Word for word, restate every record.
━━━ Exercise inputs
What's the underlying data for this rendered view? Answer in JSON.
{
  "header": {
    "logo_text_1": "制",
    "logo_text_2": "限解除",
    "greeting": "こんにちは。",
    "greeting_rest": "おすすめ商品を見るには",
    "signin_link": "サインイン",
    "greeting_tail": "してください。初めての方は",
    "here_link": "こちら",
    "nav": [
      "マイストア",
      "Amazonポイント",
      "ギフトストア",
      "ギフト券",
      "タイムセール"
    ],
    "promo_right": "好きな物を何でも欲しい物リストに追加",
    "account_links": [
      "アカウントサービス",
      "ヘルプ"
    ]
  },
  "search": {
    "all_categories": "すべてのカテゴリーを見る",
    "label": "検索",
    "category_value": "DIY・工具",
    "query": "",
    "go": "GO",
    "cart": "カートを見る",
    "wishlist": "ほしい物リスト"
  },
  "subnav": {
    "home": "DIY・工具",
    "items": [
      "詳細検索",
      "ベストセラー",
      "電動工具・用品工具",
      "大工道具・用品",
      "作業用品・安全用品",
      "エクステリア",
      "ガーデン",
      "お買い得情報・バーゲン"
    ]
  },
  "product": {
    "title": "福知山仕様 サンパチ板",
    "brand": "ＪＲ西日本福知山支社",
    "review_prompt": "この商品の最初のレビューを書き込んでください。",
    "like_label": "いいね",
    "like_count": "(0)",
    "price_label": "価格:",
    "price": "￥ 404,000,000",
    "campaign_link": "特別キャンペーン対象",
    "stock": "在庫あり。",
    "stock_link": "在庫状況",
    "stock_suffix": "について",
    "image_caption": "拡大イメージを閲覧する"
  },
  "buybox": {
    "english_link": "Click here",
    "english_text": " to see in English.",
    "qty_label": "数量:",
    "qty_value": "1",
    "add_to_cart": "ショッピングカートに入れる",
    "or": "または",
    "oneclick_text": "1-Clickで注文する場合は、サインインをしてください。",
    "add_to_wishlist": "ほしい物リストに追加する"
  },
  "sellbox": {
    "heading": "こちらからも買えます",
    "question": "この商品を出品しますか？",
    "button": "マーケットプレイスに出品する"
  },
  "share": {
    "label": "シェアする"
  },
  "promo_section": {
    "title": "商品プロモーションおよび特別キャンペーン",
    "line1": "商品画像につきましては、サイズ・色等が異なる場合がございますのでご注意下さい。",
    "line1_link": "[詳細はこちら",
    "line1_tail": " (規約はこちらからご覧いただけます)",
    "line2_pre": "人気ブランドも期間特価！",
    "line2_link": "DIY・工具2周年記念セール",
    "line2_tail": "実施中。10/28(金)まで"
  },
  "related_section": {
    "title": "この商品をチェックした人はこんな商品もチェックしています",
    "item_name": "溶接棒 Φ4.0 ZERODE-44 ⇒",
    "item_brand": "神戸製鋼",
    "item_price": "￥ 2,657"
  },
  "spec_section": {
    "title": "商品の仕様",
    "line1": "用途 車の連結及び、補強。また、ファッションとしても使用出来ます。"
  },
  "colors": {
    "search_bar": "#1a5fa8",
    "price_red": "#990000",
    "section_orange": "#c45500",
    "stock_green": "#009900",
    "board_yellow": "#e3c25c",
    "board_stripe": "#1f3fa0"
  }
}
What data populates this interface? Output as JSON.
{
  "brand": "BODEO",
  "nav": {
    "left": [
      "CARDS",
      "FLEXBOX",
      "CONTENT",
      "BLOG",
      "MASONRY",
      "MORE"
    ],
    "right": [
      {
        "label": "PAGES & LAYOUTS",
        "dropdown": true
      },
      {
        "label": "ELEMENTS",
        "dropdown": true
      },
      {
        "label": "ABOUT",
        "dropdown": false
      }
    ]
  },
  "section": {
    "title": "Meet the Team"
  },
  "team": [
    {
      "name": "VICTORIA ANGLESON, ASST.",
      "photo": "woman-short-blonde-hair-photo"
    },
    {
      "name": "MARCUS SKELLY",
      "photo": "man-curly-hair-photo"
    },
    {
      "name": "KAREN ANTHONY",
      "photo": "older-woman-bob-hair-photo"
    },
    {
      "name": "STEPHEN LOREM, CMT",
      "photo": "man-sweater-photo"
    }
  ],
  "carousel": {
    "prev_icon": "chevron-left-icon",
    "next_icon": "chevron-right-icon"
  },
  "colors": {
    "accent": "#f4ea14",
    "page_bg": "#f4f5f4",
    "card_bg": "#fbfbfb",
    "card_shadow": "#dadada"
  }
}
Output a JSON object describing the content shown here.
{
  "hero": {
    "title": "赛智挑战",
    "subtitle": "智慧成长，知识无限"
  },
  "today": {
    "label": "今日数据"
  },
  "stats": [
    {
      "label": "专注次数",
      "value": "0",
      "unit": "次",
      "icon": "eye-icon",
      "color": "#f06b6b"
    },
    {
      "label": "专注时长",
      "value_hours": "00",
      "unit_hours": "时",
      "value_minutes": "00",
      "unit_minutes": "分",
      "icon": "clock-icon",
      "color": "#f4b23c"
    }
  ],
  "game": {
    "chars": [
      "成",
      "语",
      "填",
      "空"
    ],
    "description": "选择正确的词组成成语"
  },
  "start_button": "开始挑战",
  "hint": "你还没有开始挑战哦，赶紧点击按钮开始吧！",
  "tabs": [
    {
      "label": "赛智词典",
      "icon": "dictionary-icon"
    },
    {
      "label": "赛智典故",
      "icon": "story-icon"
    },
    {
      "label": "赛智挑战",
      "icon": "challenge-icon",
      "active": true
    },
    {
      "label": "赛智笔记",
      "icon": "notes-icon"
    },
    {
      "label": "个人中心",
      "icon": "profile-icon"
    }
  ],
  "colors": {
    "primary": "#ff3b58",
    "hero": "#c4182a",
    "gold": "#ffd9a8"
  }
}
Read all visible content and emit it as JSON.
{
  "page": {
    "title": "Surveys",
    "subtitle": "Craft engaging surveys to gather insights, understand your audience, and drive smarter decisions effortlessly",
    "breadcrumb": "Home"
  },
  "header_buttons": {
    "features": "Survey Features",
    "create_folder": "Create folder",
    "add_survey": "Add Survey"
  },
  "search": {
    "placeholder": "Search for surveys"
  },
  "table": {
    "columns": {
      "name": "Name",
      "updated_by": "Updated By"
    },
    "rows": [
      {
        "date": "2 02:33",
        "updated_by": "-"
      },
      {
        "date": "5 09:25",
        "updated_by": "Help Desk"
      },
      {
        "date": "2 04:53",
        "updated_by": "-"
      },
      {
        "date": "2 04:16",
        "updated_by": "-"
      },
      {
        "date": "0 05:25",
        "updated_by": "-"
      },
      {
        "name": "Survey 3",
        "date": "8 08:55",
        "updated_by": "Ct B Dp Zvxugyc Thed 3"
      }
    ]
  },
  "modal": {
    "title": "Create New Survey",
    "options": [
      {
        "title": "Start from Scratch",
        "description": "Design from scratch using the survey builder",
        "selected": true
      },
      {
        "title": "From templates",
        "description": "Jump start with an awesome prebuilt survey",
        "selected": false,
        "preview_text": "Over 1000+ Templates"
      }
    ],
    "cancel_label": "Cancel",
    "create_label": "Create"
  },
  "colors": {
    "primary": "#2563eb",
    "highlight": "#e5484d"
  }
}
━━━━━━
Response to the task.
What's the underlying data for this rendered view? Answer in JSON.
{
  "header": {
    "logo_text_1": "制",
    "logo_text_2": "限解除",
    "greeting": "こんにちは。",
    "greeting_rest": "おすすめ商品を見るには",
    "signin_link": "サインイン",
    "greeting_tail": "してください。初めての方は",
    "here_link": "こちら",
    "nav": [
      "マイストア",
      "Amazonポイント",
      "ギフトストア",
      "ギフト券",
      "タイムセール"
    ],
    "promo_right": "好きな物を何でも欲しい物リストに追加",
    "account_links": [
      "アカウントサービス",
      "ヘルプ"
    ]
  },
  "search": {
    "all_categories": "すべてのカテゴリーを見る",
    "label": "検索",
    "category_value": "DIY・工具",
    "query": "",
    "go": "GO",
    "cart": "カートを見る",
    "wishlist": "ほしい物リスト"
  },
  "subnav": {
    "home": "DIY・工具",
    "items": [
      "詳細検索",
      "ベストセラー",
      "電動工具・用品工具",
      "大工道具・用品",
      "作業用品・安全用品",
      "エクステリア",
      "ガーデン",
      "お買い得情報・バーゲン"
    ]
  },
  "product": {
    "title": "福知山仕様 サンパチ板",
    "brand": "ＪＲ西日本福知山支社",
    "review_prompt": "この商品の最初のレビューを書き込んでください。",
    "like_label": "いいね",
    "like_count": "(0)",
    "price_label": "価格:",
    "price": "￥ 404,000,000",
    "campaign_link": "特別キャンペーン対象",
    "stock": "在庫あり。",
    "stock_link": "在庫状況",
    "stock_suffix": "について",
    "image_caption": "拡大イメージを閲覧する"
  },
  "buybox": {
    "english_link": "Click here",
    "english_text": " to see in English.",
    "qty_label": "数量:",
    "qty_value": "1",
    "add_to_cart": "ショッピングカートに入れる",
    "or": "または",
    "oneclick_text": "1-Clickで注文する場合は、サインインをしてください。",
    "add_to_wishlist": "ほしい物リストに追加する"
  },
  "sellbox": {
    "heading": "こちらからも買えます",
    "question": "この商品を出品しますか？",
    "button": "マーケットプレイスに出品する"
  },
  "share": {
    "label": "シェアする"
  },
  "promo_section": {
    "title": "商品プロモーションおよび特別キャンペーン",
    "line1": "商品画像につきましては、サイズ・色等が異なる場合がございますのでご注意下さい。",
    "line1_link": "[詳細はこちら",
    "line1_tail": " (規約はこちらからご覧いただけます)",
    "line2_pre": "人気ブランドも期間特価！",
    "line2_link": "DIY・工具2周年記念セール",
    "line2_tail": "実施中。10/28(金)まで"
  },
  "related_section": {
    "title": "この商品をチェックした人はこんな商品もチェックしています",
    "item_name": "溶接棒 Φ4.0 ZERODE-44 ⇒",
    "item_brand": "神戸製鋼",
    "item_price": "￥ 2,657"
  },
  "spec_section": {
    "title": "商品の仕様",
    "line1": "用途 車の連結及び、補強。また、ファッションとしても使用出来ます。"
  },
  "colors": {
    "search_bar": "#1a5fa8",
    "price_red": "#990000",
    "section_orange": "#c45500",
    "stock_green": "#009900",
    "board_yellow": "#e3c25c",
    "board_stripe": "#1f3fa0"
  }
}
What data populates this interface? Output as JSON.
{
  "brand": "BODEO",
  "nav": {
    "left": [
      "CARDS",
      "FLEXBOX",
      "CONTENT",
      "BLOG",
      "MASONRY",
      "MORE"
    ],
    "right": [
      {
        "label": "PAGES & LAYOUTS",
        "dropdown": true
      },
      {
        "label": "ELEMENTS",
        "dropdown": true
      },
      {
        "label": "ABOUT",
        "dropdown": false
      }
    ]
  },
  "section": {
    "title": "Meet the Team"
  },
  "team": [
    {
      "name": "VICTORIA ANGLESON, ASST.",
      "photo": "woman-short-blonde-hair-photo"
    },
    {
      "name": "MARCUS SKELLY",
      "photo": "man-curly-hair-photo"
    },
    {
      "name": "KAREN ANTHONY",
      "photo": "older-woman-bob-hair-photo"
    },
    {
      "name": "STEPHEN LOREM, CMT",
      "photo": "man-sweater-photo"
    }
  ],
  "carousel": {
    "prev_icon": "chevron-left-icon",
    "next_icon": "chevron-right-icon"
  },
  "colors": {
    "accent": "#f4ea14",
    "page_bg": "#f4f5f4",
    "card_bg": "#fbfbfb",
    "card_shadow": "#dadada"
  }
}
Output a JSON object describing the content shown here.
{
  "hero": {
    "title": "赛智挑战",
    "subtitle": "智慧成长，知识无限"
  },
  "today": {
    "label": "今日数据"
  },
  "stats": [
    {
      "label": "专注次数",
      "value": "0",
      "unit": "次",
      "icon": "eye-icon",
      "color": "#f06b6b"
    },
    {
      "label": "专注时长",
      "value_hours": "00",
      "unit_hours": "时",
      "value_minutes": "00",
      "unit_minutes": "分",
      "icon": "clock-icon",
      "color": "#f4b23c"
    }
  ],
  "game": {
    "chars": [
      "成",
      "语",
      "填",
      "空"
    ],
    "description": "选择正确的词组成成语"
  },
  "start_button": "开始挑战",
  "hint": "你还没有开始挑战哦，赶紧点击按钮开始吧！",
  "tabs": [
    {
      "label": "赛智词典",
      "icon": "dictionary-icon"
    },
    {
      "label": "赛智典故",
      "icon": "story-icon"
    },
    {
      "label": "赛智挑战",
      "icon": "challenge-icon",
      "active": true
    },
    {
      "label": "赛智笔记",
      "icon": "notes-icon"
    },
    {
      "label": "个人中心",
      "icon": "profile-icon"
    }
  ],
  "colors": {
    "primary": "#ff3b58",
    "hero": "#c4182a",
    "gold": "#ffd9a8"
  }
}
Read all visible content and emit it as JSON.
{
  "page": {
    "title": "Surveys",
    "subtitle": "Craft engaging surveys to gather insights, understand your audience, and drive smarter decisions effortlessly",
    "breadcrumb": "Home"
  },
  "header_buttons": {
    "features": "Survey Features",
    "create_folder": "Create folder",
    "add_survey": "Add Survey"
  },
  "search": {
    "placeholder": "Search for surveys"
  },
  "table": {
    "columns": {
      "name": "Name",
      "updated_by": "Updated By"
    },
    "rows": [
      {
        "date": "2 02:33",
        "updated_by": "-"
      },
      {
        "date": "5 09:25",
        "updated_by": "Help Desk"
      },
      {
        "date": "2 04:53",
        "updated_by": "-"
      },
      {
        "date": "2 04:16",
        "updated_by": "-"
      },
      {
        "date": "0 05:25",
        "updated_by": "-"
      },
      {
        "name": "Survey 3",
        "date": "8 08:55",
        "updated_by": "Ct B Dp Zvxugyc Thed 3"
      }
    ]
  },
  "modal": {
    "title": "Create New Survey",
    "options": [
      {
        "title": "Start from Scratch",
        "description": "Design from scratch using the survey builder",
        "selected": true
      },
      {
        "title": "From templates",
        "description": "Jump start with an awesome prebuilt survey",
        "selected": false,
        "preview_text": "Over 1000+ Templates"
      }
    ],
    "cancel_label": "Cancel",
    "create_label": "Create"
  },
  "colors": {
    "primary": "#2563eb",
    "highlight": "#e5484d"
  }
}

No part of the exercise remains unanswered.